S. Arnott is a classic drop which all the best snowdroppers seem to rave about. I love it as well, but being of a more common sort I have to admit I probably couldn’t distinguish it from the majority of other perfectly classical, strong growing snowdrops which I grow. I did know enough to see that the two other S. Arnotts which I grew before this one were likely incorrect, so I guess there’s still hope for the snowdrop snob inside of me.
Scharlockii is a snowdrop for someone else. It has an interesting split spathe which rises up above the flowers, as well as a nice little green tip to the outer petals, but if I had to save snowdrops ahead of an approaching bulldozer I don’t think I’d risk diving in for this one. Many good people love this plant though so of course I’ll keep it and hope that my senses come around some day.
Straffan rounds out the end of the snowdrop season in this garden. He’s the last of the perfectly regular white drops to open here and has a nice sturdy upright flower, usually two per bulb. I would always want this one in my garden.

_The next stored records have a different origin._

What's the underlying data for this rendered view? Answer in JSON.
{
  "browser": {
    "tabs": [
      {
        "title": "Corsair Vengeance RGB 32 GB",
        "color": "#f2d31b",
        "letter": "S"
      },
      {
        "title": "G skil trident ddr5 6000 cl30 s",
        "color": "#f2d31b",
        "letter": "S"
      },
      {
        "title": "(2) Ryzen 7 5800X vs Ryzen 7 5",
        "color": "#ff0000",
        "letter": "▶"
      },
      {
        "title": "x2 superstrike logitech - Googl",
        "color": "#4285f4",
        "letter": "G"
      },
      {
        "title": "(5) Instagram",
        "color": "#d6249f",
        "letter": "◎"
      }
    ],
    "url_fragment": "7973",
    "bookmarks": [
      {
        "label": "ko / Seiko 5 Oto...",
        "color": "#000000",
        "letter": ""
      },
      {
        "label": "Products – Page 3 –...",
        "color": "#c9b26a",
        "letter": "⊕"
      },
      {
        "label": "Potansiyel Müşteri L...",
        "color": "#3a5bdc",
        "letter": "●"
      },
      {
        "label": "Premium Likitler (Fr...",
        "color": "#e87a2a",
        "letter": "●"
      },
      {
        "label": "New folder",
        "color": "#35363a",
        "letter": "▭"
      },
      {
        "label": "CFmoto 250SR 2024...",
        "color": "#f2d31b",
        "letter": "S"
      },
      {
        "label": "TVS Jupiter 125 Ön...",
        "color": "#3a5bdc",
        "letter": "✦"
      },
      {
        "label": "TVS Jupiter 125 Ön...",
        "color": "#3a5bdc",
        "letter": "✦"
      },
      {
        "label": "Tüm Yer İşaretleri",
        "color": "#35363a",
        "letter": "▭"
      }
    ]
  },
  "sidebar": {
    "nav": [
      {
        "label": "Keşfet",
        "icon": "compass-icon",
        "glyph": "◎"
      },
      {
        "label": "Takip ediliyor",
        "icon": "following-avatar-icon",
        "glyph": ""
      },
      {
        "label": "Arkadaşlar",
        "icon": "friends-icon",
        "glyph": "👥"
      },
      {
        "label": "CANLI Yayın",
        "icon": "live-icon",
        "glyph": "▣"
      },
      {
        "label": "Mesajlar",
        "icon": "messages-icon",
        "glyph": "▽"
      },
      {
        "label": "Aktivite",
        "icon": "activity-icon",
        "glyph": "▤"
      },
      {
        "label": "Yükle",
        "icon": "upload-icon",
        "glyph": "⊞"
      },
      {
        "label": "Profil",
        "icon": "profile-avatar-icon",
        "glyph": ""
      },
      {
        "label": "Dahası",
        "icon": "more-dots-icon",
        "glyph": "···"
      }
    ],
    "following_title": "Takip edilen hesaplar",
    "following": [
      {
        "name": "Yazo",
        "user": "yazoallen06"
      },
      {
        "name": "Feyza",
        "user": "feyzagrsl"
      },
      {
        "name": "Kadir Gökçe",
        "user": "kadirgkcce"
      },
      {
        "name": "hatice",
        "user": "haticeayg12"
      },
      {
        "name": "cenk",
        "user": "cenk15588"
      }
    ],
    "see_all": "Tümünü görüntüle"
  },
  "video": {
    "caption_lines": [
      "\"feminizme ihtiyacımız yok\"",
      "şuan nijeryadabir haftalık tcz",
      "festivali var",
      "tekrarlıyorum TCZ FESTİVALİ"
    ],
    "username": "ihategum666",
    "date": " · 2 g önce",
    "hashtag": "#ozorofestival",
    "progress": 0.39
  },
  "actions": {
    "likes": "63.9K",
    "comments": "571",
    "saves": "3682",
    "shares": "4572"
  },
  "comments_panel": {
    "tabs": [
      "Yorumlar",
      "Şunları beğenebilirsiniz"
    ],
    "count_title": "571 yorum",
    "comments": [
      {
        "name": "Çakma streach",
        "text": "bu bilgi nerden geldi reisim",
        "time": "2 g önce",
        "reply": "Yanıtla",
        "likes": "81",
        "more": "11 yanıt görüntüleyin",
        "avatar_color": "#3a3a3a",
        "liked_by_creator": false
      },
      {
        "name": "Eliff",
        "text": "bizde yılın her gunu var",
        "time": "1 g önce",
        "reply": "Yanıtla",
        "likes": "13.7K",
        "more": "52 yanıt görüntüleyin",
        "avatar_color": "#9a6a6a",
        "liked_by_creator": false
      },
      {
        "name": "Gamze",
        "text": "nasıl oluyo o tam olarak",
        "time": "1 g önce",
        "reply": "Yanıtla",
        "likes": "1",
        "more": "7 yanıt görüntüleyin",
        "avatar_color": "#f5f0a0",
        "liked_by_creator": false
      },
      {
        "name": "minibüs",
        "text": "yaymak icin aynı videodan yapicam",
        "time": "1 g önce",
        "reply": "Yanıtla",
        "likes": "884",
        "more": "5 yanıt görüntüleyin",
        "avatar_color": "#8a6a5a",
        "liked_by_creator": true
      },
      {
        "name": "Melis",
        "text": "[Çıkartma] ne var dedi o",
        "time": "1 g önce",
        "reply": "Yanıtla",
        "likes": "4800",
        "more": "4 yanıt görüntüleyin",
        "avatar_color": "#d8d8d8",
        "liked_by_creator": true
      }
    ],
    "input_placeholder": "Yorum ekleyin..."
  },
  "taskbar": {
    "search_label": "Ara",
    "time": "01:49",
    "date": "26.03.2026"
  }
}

Wendy’s Gold was one of the first fancy snowdrops I acquired and worth every bit of the wonderfully patterned hardy cyclamen which I traded for it. Even the most ignorant snowdropper can see it’s different than the average drop, and this ignorant snowdropper thinks the bright gold is a fantastic color variation to the usual green. Bright springtime sun really seems to bring out the color and it’s been an excellent bloomer and decent grower for me so far.
Zwanenburg was a new one for me last year and I was amazed to see six flowers come up out of a single traded bulb. I need to ask Paula what she’s been feeding them. The flowers are big, early and stand up strong, and I’m looking forward to seeing what this vigorous bulb does next year.
Thanks for reading, and feel free to add corrections, suggestions, and your own comments below!